■ WORK ORDER
Read through the records below and copy each line that uses the word "subtitle".
##### THE INPUT #####
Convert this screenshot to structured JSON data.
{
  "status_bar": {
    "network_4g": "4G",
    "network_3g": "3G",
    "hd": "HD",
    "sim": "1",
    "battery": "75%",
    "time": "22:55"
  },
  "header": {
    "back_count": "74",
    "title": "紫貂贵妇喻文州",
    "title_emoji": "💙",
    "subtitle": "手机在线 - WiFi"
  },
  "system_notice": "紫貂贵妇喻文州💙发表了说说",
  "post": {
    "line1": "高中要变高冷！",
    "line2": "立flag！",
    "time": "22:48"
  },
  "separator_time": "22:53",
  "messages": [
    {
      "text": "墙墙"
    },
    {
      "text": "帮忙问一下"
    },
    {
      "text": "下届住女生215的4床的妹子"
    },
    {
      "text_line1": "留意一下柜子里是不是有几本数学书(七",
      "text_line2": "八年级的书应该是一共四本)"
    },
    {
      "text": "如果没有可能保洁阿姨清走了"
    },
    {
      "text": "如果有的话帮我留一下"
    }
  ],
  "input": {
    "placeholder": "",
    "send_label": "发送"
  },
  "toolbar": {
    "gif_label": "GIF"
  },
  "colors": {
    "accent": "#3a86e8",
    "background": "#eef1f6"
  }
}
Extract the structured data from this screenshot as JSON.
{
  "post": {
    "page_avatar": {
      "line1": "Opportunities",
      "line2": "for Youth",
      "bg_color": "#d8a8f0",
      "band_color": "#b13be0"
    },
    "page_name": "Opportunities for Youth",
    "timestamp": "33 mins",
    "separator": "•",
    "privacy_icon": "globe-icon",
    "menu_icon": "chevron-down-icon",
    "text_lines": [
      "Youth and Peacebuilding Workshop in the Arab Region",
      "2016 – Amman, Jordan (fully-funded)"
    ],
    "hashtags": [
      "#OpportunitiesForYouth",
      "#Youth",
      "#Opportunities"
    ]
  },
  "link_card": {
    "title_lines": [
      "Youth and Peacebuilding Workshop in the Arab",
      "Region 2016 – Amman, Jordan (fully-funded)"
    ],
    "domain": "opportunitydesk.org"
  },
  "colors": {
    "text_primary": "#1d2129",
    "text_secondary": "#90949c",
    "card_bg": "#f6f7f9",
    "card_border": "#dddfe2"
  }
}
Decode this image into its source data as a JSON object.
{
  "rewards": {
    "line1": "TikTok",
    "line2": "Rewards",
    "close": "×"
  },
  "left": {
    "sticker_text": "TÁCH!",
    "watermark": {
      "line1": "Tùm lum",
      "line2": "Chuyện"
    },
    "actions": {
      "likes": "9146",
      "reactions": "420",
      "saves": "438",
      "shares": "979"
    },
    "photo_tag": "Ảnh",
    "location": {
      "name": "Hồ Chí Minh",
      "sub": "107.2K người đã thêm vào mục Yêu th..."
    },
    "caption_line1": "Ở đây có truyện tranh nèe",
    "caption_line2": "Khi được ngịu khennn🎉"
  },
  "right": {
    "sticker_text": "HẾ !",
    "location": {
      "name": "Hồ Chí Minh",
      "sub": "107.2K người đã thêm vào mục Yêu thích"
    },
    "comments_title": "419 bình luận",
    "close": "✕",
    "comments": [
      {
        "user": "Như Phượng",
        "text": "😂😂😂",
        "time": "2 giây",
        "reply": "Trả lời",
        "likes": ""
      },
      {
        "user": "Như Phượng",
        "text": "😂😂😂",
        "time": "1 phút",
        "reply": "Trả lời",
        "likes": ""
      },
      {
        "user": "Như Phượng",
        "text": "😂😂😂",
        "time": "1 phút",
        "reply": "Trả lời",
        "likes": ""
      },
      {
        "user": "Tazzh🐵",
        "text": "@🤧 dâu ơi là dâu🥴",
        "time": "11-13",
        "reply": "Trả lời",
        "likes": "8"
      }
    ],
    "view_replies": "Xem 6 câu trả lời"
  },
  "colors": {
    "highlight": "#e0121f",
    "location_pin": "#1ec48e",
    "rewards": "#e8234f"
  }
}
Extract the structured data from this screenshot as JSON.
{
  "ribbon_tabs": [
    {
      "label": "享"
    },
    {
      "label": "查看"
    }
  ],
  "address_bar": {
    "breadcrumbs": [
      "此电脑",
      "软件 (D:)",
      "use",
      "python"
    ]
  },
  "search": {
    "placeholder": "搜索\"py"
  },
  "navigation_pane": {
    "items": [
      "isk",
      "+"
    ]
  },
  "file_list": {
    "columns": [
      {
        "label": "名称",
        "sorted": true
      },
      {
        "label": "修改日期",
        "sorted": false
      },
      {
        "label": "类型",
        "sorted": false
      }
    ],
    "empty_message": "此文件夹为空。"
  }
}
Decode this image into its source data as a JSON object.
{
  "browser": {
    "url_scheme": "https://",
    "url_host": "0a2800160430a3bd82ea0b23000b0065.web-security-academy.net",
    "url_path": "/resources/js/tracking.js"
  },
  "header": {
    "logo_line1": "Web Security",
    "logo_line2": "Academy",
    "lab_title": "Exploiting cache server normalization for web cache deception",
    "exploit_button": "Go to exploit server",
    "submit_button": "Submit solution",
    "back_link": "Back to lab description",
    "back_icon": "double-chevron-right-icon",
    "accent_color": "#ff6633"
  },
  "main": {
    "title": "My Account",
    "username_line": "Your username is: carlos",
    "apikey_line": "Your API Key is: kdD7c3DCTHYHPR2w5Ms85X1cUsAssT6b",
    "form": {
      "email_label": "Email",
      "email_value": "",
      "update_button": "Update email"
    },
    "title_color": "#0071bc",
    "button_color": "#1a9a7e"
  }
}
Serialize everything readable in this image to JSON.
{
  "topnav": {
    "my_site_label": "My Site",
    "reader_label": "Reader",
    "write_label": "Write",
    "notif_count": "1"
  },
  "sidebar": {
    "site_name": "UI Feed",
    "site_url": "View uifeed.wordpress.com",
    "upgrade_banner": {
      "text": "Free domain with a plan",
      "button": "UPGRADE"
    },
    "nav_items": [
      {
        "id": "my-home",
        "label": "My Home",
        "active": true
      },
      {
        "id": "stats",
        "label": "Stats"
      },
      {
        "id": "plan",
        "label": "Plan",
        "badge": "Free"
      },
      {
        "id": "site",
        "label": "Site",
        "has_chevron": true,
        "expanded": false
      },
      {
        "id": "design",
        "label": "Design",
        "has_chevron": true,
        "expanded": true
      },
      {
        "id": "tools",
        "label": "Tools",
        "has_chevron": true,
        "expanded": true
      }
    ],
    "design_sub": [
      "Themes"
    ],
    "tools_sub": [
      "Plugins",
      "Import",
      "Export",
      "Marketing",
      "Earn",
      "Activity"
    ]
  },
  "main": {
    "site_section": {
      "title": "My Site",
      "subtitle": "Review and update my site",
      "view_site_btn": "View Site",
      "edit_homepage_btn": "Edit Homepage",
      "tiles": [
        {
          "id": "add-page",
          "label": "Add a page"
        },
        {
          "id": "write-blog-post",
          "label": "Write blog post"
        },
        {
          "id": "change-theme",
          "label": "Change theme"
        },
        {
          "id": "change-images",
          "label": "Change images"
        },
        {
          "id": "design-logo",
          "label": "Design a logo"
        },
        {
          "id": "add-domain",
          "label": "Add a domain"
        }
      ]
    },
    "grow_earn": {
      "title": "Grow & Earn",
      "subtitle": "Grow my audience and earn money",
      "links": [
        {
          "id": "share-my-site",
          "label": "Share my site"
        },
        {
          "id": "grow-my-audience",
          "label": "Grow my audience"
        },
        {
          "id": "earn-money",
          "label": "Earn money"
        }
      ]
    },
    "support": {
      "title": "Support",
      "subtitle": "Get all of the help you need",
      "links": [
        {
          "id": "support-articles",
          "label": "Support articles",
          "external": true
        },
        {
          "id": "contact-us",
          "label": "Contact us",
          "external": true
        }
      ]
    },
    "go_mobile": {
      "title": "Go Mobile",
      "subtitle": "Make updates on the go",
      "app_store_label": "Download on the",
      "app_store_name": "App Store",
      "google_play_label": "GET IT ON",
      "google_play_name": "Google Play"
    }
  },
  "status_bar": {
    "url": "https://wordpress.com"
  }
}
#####
■ SOLUTION TO THE EXERCISE
    "subtitle": "手机在线 - WiFi"
      "subtitle": "Review and update my site",
      "subtitle": "Grow my audience and earn money",
      "subtitle": "Get all of the help you need",
      "subtitle": "Make updates on the go",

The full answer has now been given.